The House of the Scorpion
by Nancy Farmer
Symbolism, Imagery, Allegory
He'd looked out the window where fields of white poppies stretched all the way to the shadowy hills. The whiteness hurt his eyes, and so he turned from them with relief to the cool darkness inside.
The poppy fields weren't completely deserted. Now and then he saw horses – he knew them from picture books – walking between the rows of white flowers. (2.11-12)
Our first glimpse of Opium and what do we get? Flowers. Sounds pretty enough. But these flowers are also sinister, even scary. This is the only view from Matt's window, and though at first glance it seems beautiful, it ends up hurting his eyes. They're beautiful, but dangerous. He's forced to retreat back into his cozy home with Celia.

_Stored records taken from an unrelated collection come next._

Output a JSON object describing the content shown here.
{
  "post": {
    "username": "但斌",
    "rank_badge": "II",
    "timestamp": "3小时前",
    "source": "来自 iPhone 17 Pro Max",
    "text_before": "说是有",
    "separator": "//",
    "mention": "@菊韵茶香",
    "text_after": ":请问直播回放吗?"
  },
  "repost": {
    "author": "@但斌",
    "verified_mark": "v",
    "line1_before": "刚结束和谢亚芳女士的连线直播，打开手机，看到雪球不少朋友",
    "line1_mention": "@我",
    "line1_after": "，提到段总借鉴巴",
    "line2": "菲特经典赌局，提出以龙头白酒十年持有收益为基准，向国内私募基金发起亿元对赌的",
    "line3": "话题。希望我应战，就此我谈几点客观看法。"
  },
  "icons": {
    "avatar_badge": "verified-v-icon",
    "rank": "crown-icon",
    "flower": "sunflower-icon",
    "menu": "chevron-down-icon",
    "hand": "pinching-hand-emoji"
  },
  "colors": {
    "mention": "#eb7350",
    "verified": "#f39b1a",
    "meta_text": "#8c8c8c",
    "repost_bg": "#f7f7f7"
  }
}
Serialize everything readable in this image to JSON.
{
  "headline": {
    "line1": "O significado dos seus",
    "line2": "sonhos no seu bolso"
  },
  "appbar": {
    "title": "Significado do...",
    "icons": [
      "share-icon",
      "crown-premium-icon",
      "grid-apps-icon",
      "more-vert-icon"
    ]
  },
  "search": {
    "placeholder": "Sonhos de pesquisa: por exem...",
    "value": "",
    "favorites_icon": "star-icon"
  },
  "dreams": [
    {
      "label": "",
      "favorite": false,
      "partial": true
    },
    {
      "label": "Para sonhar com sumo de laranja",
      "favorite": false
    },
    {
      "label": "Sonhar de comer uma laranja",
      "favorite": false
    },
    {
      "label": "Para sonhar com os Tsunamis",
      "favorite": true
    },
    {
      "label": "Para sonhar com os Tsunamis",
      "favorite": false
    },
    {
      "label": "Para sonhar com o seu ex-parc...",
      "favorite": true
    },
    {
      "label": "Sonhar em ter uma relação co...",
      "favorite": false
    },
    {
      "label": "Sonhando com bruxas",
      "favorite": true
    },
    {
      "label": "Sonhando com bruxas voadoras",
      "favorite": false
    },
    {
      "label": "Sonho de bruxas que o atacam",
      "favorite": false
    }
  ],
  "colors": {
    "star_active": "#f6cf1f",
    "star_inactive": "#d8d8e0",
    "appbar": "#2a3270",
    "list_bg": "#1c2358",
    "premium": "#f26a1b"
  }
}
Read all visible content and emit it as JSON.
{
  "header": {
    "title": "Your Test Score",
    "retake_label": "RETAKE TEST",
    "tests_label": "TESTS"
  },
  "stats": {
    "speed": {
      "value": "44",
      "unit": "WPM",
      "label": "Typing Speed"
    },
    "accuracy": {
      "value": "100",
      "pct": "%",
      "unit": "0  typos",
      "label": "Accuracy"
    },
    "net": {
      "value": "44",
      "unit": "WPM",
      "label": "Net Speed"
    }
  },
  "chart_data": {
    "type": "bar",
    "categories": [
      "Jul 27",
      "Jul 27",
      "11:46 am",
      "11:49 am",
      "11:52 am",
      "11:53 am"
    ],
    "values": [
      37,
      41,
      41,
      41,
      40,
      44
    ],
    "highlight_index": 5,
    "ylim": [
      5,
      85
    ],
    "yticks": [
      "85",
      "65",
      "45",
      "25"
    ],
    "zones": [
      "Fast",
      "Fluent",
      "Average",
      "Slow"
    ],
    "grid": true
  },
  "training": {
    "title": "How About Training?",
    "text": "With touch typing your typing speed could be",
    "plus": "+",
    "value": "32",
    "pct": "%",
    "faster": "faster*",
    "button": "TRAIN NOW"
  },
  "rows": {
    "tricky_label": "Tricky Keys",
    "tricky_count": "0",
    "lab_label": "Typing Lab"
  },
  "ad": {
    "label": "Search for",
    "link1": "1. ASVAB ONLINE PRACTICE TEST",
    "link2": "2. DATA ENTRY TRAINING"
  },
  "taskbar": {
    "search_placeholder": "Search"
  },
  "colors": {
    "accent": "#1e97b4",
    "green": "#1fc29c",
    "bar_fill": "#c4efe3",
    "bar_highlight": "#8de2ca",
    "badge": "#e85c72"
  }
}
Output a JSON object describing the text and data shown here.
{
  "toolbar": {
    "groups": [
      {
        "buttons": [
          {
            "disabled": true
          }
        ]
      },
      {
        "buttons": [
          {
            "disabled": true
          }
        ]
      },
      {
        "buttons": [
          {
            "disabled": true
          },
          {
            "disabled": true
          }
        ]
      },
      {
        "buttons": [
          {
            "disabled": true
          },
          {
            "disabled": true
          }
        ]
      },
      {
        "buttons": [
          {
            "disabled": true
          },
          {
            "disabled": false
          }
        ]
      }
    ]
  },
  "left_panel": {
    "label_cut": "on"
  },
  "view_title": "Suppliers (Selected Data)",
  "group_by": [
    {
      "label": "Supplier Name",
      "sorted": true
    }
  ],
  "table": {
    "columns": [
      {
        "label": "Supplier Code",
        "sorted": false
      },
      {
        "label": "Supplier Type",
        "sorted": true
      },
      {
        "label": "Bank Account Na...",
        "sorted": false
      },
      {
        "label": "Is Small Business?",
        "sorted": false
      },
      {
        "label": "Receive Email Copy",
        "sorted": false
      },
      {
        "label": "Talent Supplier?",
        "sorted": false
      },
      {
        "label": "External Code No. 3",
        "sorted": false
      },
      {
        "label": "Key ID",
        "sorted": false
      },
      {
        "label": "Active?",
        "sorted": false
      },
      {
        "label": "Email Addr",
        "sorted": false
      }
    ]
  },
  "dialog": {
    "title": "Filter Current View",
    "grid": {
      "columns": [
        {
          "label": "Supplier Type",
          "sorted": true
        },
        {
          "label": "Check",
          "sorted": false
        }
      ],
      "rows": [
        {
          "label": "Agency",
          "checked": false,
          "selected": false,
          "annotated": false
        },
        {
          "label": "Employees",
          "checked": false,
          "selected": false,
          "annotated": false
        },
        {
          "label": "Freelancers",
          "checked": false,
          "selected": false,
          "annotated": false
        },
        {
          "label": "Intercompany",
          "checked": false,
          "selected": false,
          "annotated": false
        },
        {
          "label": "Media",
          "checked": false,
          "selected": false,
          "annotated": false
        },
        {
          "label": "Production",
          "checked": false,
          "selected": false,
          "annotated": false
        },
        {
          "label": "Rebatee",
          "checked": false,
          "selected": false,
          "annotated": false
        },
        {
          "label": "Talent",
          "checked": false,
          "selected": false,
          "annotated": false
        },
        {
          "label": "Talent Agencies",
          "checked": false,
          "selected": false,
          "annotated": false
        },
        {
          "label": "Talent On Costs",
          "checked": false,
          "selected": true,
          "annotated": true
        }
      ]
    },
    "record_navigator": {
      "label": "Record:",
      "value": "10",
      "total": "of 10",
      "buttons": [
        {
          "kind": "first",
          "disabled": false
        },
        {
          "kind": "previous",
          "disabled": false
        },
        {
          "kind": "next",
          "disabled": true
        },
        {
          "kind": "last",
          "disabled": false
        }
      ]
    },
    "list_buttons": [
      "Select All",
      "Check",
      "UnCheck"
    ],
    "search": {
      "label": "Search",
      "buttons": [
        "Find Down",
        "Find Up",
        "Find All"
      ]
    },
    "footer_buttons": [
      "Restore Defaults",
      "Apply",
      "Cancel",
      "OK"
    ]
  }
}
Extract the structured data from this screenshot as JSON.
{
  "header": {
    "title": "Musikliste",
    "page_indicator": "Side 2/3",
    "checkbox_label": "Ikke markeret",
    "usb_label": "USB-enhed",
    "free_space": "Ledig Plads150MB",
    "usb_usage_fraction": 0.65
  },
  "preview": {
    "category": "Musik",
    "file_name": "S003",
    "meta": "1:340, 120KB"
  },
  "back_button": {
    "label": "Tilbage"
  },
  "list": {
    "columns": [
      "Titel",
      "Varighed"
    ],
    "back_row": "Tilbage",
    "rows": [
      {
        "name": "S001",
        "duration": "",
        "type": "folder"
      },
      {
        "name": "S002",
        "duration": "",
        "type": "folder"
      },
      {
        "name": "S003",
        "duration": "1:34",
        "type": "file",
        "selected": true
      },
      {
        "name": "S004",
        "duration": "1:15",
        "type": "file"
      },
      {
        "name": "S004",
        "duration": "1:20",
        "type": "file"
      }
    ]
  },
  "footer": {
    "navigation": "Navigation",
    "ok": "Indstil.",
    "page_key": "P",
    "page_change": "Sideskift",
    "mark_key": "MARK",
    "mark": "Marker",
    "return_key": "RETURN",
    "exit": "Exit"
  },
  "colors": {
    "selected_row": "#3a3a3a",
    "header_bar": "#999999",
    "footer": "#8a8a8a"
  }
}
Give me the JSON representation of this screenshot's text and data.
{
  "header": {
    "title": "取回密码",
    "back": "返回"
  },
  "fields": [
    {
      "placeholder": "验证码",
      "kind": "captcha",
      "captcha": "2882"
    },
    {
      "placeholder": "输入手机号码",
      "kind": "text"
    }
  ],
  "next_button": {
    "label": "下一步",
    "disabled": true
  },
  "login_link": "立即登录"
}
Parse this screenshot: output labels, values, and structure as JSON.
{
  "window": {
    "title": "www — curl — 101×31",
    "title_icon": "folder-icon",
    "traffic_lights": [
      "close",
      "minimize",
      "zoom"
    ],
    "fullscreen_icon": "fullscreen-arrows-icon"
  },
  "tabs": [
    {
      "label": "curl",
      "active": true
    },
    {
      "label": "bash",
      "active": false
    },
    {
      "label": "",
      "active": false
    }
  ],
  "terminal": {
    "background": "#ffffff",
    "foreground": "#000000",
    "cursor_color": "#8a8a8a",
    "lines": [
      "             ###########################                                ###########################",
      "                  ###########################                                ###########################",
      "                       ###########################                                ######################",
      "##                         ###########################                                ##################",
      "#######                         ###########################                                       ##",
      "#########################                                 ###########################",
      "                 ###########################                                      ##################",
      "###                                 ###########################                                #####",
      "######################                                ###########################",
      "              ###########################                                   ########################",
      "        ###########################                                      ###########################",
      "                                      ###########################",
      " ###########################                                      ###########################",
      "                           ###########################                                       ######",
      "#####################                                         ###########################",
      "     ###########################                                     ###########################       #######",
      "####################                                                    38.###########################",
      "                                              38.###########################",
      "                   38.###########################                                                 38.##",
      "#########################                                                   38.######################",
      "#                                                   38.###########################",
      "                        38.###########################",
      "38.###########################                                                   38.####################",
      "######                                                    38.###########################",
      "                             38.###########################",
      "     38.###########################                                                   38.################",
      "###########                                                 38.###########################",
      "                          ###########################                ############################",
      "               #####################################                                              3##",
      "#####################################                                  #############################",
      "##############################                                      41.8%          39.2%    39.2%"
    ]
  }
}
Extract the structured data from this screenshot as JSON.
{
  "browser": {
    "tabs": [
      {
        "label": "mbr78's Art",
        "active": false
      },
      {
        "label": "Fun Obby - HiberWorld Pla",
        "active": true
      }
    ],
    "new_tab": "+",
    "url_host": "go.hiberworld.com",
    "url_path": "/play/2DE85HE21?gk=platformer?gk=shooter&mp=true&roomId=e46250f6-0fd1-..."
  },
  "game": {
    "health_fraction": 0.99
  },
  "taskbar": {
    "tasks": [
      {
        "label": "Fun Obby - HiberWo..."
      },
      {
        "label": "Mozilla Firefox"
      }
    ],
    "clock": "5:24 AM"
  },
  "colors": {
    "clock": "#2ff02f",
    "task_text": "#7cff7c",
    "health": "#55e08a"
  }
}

The flowers aren't the only things that are appealing at first, only to later become menacing. El Patrón, too, at first meeting, seems like the kind of guy we'd all want to hang around. But he's dark, dangerous, and deadly. Remember, appearances in Opium can be quite deceiving.